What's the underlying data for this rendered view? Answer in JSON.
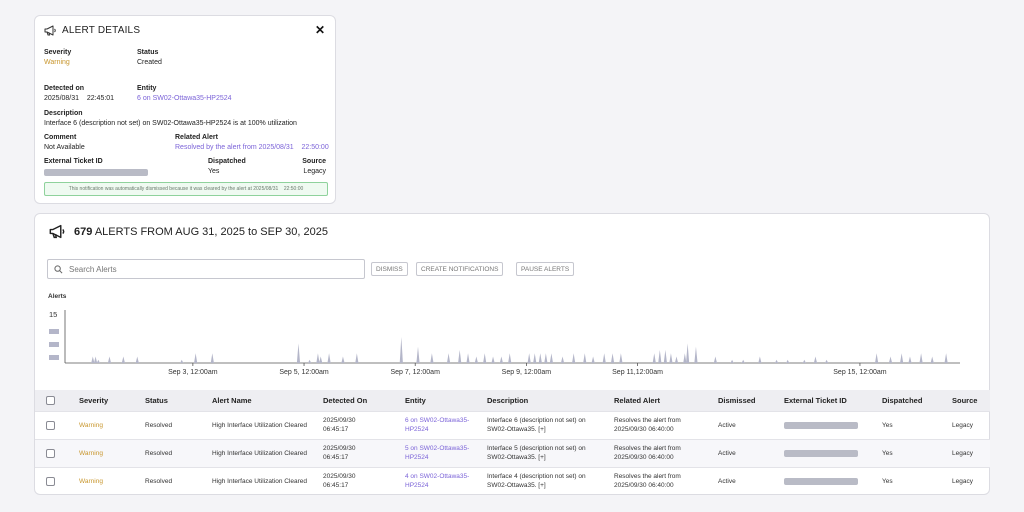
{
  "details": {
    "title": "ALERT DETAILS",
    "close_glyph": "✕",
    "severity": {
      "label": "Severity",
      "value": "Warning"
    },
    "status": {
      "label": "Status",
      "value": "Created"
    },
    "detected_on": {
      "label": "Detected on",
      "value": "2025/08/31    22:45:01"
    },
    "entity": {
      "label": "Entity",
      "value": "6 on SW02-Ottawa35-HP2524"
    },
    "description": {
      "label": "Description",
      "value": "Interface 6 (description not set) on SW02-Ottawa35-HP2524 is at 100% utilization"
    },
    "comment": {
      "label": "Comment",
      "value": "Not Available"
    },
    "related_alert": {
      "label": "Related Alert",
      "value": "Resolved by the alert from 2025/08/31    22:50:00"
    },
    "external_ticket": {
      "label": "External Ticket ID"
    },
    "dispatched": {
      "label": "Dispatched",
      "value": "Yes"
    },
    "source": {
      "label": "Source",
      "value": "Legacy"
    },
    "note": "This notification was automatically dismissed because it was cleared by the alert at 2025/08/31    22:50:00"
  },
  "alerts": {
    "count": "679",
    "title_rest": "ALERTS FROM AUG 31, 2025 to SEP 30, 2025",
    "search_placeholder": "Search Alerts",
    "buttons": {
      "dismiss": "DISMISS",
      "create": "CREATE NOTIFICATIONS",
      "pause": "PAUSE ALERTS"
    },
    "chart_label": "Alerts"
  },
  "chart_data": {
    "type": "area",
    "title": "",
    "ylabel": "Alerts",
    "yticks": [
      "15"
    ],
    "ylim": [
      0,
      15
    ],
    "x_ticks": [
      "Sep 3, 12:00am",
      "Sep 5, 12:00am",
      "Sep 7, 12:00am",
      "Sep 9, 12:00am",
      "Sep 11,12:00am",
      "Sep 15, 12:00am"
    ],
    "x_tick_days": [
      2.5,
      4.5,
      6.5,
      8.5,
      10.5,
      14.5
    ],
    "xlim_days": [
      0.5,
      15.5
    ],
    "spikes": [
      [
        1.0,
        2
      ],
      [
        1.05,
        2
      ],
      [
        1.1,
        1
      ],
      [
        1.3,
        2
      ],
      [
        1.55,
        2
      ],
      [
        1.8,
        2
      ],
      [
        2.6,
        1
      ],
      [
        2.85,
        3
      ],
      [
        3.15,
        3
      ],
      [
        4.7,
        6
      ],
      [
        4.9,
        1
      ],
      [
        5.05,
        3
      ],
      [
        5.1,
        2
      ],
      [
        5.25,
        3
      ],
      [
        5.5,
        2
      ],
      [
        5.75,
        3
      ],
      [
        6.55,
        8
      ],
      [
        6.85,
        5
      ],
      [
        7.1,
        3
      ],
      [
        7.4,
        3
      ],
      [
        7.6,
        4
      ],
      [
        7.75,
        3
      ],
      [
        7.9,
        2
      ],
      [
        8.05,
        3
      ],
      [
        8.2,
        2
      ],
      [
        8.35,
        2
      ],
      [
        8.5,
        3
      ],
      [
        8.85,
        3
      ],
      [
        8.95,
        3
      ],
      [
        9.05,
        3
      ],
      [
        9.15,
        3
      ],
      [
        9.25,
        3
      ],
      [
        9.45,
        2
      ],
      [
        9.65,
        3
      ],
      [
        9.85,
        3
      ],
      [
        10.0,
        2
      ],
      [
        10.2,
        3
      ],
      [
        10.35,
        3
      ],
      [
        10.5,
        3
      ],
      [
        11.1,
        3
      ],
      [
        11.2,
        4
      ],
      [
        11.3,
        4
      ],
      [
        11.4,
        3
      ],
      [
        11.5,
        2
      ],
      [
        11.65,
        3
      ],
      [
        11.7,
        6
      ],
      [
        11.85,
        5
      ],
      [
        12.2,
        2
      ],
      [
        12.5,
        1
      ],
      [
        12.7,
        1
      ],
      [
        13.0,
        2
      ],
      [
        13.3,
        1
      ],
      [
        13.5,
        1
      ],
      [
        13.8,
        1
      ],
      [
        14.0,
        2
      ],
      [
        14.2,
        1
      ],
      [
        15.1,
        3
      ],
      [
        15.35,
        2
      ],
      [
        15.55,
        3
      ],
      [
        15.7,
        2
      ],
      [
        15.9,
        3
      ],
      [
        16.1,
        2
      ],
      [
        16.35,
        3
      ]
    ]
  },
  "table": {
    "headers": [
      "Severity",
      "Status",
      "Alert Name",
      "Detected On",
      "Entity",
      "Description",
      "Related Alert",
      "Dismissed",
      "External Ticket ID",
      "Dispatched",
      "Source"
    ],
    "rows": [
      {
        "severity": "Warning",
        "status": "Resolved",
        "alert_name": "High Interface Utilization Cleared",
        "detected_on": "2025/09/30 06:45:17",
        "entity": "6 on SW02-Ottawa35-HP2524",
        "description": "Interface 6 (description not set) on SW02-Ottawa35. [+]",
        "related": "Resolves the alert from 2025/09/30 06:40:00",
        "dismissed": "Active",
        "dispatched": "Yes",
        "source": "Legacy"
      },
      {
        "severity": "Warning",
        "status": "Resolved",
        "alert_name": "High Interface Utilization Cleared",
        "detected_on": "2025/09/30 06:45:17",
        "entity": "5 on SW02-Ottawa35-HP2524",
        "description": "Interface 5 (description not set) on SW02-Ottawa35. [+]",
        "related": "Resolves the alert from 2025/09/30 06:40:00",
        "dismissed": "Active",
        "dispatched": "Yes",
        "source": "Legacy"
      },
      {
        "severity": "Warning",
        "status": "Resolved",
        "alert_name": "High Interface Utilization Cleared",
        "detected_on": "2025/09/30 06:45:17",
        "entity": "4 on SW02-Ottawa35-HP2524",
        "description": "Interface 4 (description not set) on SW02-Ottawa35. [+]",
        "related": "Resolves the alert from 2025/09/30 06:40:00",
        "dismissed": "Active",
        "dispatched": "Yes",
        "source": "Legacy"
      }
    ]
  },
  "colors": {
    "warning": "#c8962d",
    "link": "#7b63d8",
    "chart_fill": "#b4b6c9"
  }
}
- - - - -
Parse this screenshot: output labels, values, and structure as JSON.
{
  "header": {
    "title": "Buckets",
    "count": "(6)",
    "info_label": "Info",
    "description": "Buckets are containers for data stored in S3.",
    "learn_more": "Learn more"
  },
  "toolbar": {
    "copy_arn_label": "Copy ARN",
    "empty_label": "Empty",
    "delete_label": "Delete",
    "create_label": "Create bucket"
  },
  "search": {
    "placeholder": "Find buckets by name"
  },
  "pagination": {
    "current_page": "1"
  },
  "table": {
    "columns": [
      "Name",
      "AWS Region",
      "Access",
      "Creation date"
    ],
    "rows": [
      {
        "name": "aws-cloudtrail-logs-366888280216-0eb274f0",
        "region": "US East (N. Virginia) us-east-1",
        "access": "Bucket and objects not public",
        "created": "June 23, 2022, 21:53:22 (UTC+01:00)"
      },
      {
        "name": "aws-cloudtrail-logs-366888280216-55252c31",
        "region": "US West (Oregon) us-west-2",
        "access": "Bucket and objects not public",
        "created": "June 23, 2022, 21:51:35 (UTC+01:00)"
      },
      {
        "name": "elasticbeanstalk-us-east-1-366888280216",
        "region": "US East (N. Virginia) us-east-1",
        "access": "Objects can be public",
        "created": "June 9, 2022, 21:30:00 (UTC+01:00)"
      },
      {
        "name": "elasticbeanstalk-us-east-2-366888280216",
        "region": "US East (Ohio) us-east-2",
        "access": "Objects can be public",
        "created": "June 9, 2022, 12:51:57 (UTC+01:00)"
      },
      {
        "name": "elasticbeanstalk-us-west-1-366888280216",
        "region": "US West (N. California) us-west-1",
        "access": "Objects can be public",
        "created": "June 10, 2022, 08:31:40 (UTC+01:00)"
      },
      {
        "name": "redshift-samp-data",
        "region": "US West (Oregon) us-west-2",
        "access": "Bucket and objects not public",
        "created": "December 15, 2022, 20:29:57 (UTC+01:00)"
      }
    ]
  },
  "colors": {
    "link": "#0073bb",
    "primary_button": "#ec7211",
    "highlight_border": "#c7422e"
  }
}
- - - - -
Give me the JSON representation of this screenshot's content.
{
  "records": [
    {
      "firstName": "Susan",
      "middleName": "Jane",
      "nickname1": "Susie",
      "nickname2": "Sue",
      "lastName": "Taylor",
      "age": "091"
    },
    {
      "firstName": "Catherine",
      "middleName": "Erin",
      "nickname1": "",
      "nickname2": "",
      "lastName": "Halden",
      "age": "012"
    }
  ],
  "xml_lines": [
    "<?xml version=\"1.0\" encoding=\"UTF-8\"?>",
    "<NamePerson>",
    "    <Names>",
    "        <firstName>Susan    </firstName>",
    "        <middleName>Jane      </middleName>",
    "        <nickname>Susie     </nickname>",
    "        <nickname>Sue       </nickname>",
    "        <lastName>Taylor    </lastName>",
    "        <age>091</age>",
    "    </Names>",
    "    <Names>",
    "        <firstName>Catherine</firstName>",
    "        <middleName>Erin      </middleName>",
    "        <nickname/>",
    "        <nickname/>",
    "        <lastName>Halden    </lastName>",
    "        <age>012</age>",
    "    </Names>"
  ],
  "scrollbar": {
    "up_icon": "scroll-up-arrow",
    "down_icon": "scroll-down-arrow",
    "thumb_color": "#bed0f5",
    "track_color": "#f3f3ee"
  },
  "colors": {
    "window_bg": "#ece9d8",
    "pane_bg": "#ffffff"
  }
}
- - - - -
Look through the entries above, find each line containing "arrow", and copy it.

- [RESPONSE TO THIS TASK]:
    "up_icon": "scroll-up-arrow",
    "down_icon": "scroll-down-arrow",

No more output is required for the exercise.